The Organisation for the Rescue & Research of Cetaceans in Australia (ORRCA) have been monitoring marine mammals along the East Coast of Australia for more than 30 years. ORRCA have a number of Research Teams, including teams located along the Illawarra and Sydney coastlines, which collect whale migration data during the months of June, July and October each year.
Community alarm over the threat to their beloved whales posed by windfarms has spurred the creation of Facebook groups protesting the actions of the international elites profiteering from the climate change push.
One of those is the American centred group
Another is the NSW Central Coast based group
And if any of the politicians and corporations pushing the windfarm agenda are in any doubt as to the depth of affection in which the whales are held, perhaps they should check out
Each year between April and November, Australia’s eastern coastline comes alive with the spectacular acrobatic displays of humpback whales. After a summer of feeding on krill in Antarctic waters, these charismatic animals migrate north to sub-tropical waters where they mate and give birth.
Now, instead of gathering on the beaches and headlands around Port Kembla, all would be whale watchers will be able to see is wind turbines, which will also be visible from the shore.
“Whales live in a soundscape of fear, listening is as important to them as vision is to humans,” says Patrick Miller, a mariner biologist at the University of St. Andrews and a joint author of research on why, when naval ships and other sea vessels use sonar, many whale species flee for their lives; some even stranding themselves on beaches in a desperate attempt to escape.
Scientists now believe loud sounds trigger the same fear response as when the animals hear calls emitted by their most terrifying predators: killer whales.
Hearing unusual or loud human noises, such as sonar, triggers the same defensive reaction, Miller explains. “The whales aren’t confusing sonar with killer whale sounds,” he stresses. The cetaceans flee from sonar “likely because it is loud,” he says. “They perceive it as a general threat, and that triggers their decision to escape.”
In time, susceptible cetacean species may learn that they don’t need to flee from sonar, but “they don’t have time to evolve,” Miller says. “All they know is ‘that sonar might eat me.’ And in their race to get away, they end up on a beach.”
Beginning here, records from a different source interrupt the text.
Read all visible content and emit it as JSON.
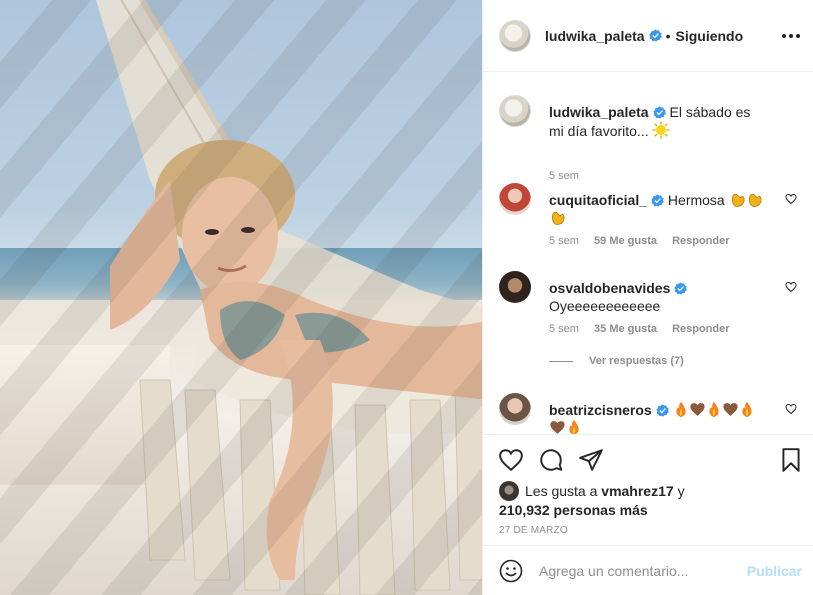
{
  "post": {
    "owner": "ludwika_paleta",
    "follow_status": "Siguiendo",
    "separator": "•",
    "caption_text": "El sábado es mi día favorito...",
    "caption_time": "5 sem"
  },
  "comments": [
    {
      "user": "cuquitaoficial_",
      "text": "Hermosa",
      "emojis": [
        "clapping-hands",
        "clapping-hands",
        "clapping-hands"
      ],
      "time": "5 sem",
      "likes": "59 Me gusta",
      "reply": "Responder"
    },
    {
      "user": "osvaldobenavides",
      "text": "Oyeeeeeeeeeeee",
      "time": "5 sem",
      "likes": "35 Me gusta",
      "reply": "Responder",
      "view_replies": "Ver respuestas (7)"
    },
    {
      "user": "beatrizcisneros",
      "text": "",
      "emojis": [
        "fire",
        "brown-heart",
        "fire",
        "brown-heart",
        "fire",
        "brown-heart",
        "fire"
      ]
    }
  ],
  "likes": {
    "prefix": "Les gusta a",
    "user": "vmahrez17",
    "connector": "y",
    "count": "210,932 personas más"
  },
  "date": "27 DE MARZO",
  "add_comment": {
    "placeholder": "Agrega un comentario...",
    "publish": "Publicar"
  },
  "colors": {
    "verified": "#3897f0",
    "publish_disabled": "#b2dffc",
    "meta_gray": "#8e8e8e",
    "text": "#262626"
  },
  "icons": [
    "more-options-icon",
    "heart-icon",
    "comment-icon",
    "share-icon",
    "save-icon",
    "emoji-icon",
    "verified-badge-icon",
    "sun-emoji-icon"
  ]
}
And you can bet when the whales start beaching themselves, no one in the Australian government will put up their hand and take responsibility.
As Spectator Australia recorded recently in a piece titled Skyscrapers in the sea: are they killing our whales?
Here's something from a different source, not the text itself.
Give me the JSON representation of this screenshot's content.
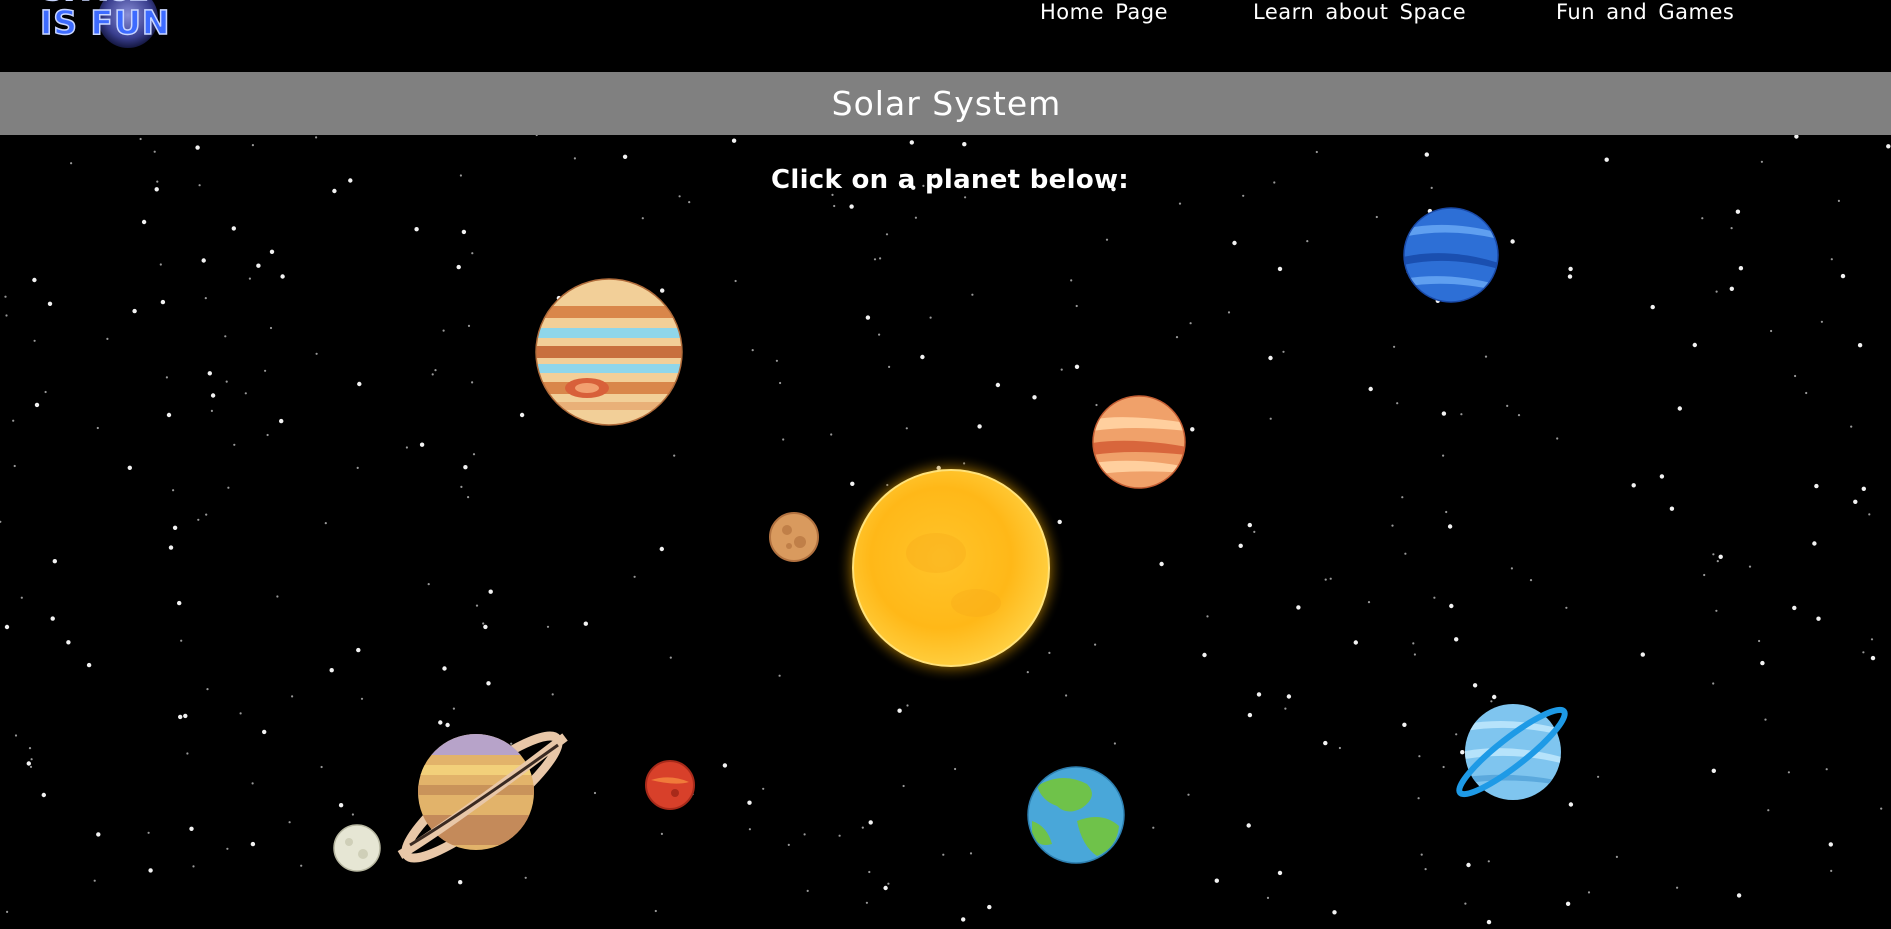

“Offshore wind turbines have a growing list of serious problems undermining their future sustainability, but few things look worse for environmental PR than dead whales.
“A humpback whale carcass recently washed up on the beach at Brigantine near Atlantic City, sparking concern over the preliminary work being done for huge offshore wind farms. It was the seventh inconvenient dead whale in a month around the New Jersey and New York areas. While whales do wash up from time to time, seven in a short period has caused concern.
“What is often forgotten about wind turbines is that they are essentially steel skyscrapers, fitted with blades, and affixed to the ocean floor (which is damaged in the process). These ‘cities’ are encroaching on the ocean and carpeting the shoreline, creating constant noise pollution in a sensitive environment full of creatures that use sound to survive.
“The end result is a matrix of spinning blades on the surface of the water, disrupting air patterns and massacring marine bird life.”
The destruction of the migration route of Australia’s whales and the devastating impact of windfarms on real estate values around the nation will destroy the Labor government’s credentials on climate change and come to be seen as a significant breach of public trust.
The next election must be held during or before 2025.
The conservatives, recovering from an historical defeat in 2022, can already scent blood in the water.
As for the public, shivering through another freezing winter, fed up with being gaslighted and about to see their power prices soar by 25%, all of it driven by government policy, they have simply had enough.
Image by Michael St John